Audits recommend UC system adhere more strictly to guidelines, practices
Three reports from California State Auditor Elaine Howle’s office were released relating to the UC system’s payroll and budgetary processes in April of 2017.
The first audit of the year was issued on Aug. 22 and focused mainly on various campus-wide service contracts. According to the audit, the university system “generally adhered” to UCOP’s guidelines concerning contract policy, but the audit noted room for improvement.
“The university has not fully followed its policy for justifying its decisions to displace university employees with services contract workers,” the Aug. 22 audit states. “Low-wage services contract workers received hourly wages that were $3.86 lower than comparable university employees received.”
The audit recommended that UCOP adhere more strictly to guidelines concerning displacement by providing and promoting guideline-focused training.
The second audit, released on Aug. 24, mainly concerned the UC’s projected campus-wide salaries as well as the “human resources system” –– referred to as UCPath. According to the audit, the implementation of UCPath will be more costly than what was originally anticipated by UCOP and has been subsequently pushed back until June of 2019.
“The $753 million in cost savings, primarily from staff reductions, that the Office of the President anticipated would result from UCPath’s implementation, will not materialize,” the Aug. 24 audit states. “The Office of the President has not consistently informed the regents of UCPath’s challenges. Weaknesses in the Office of the President’s project management contributed to UCPath’s escalating cost and schedule delays.”
This audit recommends that UCOP develop strict cost reporting guidelines for UCPath and other related projects by the end of the year.
The third audit, released on April 25, revealed that UCOP and campus-wide administrative spending had increased. The audit focused on UCOP’s administration and budget.
“The Office of the President’s executive and administrative salaries are significantly higher than comparable state employee salaries,” the April 25 audit states. “Annual budget and staffing levels for the Office of the President are higher than administrations at other comparable public universities.”
This audit recommended that the Office of the President implement “best practices” for budgeting, look into creating a reserve policy and reallocate any “excess revenues” to the campuses.
UCOP issued a response to the findings of the three audits.

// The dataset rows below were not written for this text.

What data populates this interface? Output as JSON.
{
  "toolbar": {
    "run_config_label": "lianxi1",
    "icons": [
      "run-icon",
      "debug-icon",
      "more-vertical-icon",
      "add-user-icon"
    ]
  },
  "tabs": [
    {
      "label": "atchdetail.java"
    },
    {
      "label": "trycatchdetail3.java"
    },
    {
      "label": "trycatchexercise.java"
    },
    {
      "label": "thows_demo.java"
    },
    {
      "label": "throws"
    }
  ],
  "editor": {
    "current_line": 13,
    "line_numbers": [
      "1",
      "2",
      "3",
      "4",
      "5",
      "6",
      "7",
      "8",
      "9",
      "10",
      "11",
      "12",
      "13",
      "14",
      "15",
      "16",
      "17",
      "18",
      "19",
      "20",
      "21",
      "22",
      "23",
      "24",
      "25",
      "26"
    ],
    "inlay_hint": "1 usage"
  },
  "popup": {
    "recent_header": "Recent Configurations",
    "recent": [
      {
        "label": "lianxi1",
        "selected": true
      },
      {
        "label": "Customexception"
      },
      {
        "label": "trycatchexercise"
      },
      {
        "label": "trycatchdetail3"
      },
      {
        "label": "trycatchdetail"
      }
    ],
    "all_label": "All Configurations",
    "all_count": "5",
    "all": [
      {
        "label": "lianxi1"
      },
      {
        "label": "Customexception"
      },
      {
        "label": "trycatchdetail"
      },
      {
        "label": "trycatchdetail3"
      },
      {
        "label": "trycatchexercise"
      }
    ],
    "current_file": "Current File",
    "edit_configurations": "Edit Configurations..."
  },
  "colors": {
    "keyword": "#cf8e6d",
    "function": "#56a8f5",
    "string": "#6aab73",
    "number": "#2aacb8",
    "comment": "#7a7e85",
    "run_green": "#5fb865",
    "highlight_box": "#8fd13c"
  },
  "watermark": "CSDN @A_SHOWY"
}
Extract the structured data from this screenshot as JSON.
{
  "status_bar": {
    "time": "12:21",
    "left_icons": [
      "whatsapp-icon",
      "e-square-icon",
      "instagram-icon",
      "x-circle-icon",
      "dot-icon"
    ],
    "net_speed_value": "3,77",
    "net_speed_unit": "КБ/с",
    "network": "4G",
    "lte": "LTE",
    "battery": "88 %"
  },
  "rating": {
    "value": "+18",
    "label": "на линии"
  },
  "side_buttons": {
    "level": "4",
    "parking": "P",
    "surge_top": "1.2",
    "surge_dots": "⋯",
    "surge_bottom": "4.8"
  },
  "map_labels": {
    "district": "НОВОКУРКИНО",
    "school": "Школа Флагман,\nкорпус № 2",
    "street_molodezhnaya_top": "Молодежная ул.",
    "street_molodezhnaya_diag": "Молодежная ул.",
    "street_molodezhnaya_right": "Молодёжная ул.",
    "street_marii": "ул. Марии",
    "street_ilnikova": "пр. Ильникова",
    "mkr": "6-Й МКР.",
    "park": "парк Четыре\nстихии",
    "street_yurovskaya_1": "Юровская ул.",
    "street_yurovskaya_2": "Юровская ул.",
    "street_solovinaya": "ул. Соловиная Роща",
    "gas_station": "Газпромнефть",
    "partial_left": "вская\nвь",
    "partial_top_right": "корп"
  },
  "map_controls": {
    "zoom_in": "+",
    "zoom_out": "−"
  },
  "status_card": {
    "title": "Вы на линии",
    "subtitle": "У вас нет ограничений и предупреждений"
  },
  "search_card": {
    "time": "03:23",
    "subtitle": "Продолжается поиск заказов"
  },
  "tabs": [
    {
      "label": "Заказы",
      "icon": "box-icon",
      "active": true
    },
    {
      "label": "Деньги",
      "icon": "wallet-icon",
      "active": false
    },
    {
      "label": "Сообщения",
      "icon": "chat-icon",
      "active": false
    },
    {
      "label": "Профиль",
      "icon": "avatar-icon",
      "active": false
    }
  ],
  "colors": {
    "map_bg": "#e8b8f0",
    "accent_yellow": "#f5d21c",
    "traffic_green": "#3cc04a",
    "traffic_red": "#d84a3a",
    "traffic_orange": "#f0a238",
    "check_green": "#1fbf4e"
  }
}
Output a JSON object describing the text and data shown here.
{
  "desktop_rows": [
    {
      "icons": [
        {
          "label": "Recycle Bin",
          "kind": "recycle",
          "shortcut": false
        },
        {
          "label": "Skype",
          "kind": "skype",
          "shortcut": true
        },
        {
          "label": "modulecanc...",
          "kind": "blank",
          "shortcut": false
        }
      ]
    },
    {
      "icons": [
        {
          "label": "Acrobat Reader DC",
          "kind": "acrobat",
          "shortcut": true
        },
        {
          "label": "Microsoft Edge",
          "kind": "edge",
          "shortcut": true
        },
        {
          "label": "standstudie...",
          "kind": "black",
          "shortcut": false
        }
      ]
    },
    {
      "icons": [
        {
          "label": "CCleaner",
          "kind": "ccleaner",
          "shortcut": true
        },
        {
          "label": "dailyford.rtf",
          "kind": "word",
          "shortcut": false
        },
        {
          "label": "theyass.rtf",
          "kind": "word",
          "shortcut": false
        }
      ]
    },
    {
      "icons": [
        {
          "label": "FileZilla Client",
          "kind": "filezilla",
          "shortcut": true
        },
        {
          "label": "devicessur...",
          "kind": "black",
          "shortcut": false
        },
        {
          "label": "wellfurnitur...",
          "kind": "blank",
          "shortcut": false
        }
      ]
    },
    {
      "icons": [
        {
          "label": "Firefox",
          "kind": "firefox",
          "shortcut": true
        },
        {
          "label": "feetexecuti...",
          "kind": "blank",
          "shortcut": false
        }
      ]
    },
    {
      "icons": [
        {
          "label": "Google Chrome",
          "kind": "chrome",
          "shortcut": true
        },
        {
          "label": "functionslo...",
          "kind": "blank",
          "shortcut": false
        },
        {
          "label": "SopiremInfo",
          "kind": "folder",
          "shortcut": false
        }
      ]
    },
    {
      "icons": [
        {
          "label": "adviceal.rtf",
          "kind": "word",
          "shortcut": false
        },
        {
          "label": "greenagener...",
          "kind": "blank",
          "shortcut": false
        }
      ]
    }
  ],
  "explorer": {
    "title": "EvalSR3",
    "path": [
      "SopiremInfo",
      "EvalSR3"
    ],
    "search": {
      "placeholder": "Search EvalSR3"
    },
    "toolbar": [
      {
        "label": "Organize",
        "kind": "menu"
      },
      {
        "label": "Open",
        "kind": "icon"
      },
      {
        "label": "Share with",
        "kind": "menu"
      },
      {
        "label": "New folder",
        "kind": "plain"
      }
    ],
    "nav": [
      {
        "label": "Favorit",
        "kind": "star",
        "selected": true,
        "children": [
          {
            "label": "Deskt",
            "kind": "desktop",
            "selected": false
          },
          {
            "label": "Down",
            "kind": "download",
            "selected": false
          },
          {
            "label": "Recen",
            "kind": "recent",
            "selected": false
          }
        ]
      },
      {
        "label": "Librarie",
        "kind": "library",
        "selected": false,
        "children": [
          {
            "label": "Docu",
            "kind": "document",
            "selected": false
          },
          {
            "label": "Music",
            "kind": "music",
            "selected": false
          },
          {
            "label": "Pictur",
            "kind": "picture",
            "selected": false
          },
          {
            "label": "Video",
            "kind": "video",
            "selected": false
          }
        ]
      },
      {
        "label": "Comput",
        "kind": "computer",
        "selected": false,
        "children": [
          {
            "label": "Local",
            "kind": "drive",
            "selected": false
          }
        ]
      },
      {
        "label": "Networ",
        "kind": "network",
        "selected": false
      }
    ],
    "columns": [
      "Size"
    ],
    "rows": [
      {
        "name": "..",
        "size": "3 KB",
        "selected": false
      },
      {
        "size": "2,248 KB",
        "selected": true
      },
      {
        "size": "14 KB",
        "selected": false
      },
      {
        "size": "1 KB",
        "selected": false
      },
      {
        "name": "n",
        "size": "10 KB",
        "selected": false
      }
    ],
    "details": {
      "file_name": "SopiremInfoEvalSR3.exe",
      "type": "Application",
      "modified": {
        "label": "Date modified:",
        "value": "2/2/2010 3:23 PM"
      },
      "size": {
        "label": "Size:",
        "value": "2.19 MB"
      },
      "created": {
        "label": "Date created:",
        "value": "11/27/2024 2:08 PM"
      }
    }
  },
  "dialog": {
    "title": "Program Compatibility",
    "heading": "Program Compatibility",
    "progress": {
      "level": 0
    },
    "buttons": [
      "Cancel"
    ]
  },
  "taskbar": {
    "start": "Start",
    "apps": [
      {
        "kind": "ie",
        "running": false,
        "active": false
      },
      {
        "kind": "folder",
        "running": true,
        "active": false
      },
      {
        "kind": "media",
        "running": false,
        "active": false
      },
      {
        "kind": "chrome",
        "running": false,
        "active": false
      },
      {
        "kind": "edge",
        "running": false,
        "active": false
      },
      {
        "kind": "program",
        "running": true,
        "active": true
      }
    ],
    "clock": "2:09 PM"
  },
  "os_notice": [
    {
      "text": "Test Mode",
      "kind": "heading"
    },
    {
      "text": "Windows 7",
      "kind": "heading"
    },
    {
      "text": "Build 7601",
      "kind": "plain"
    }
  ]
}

“The recommendations, largely about transparency and best practices, are constructive,” said UC President Janet Napolitano. “They will be implemented thoroughly and on time, and we will report back at regular intervals to the Legislature and the UC Board of Regents. The hallmark of institutional excellence is the eagerness, and resolve, to continually improve.”
Most recently, at the UC Board of Regents meeting on Sept. 13, Napolitano announced several new changes which will take into account the recommendations of the audits.
“New policies will […] reduce reimbursement for lodging and meals for those traveling on UC business [and] eliminate prospectively a supplemental retirement contribution for newly hired or appointed senior management group level employees, or current senior management level employees transferring to a different position,” the update on the UCOP website states. “In addition, at the Office of the President, UC-issued cell phones, tablets and mi-fi contracts are being reassessed and will be allowed only if a position requires remote access or before or after work hour access.”
New changes will begin to take shape as early as Oct. 15. The implementation of the new changes is expected to be complete by April 2020.
Written by: Clara Zhao — email@example.com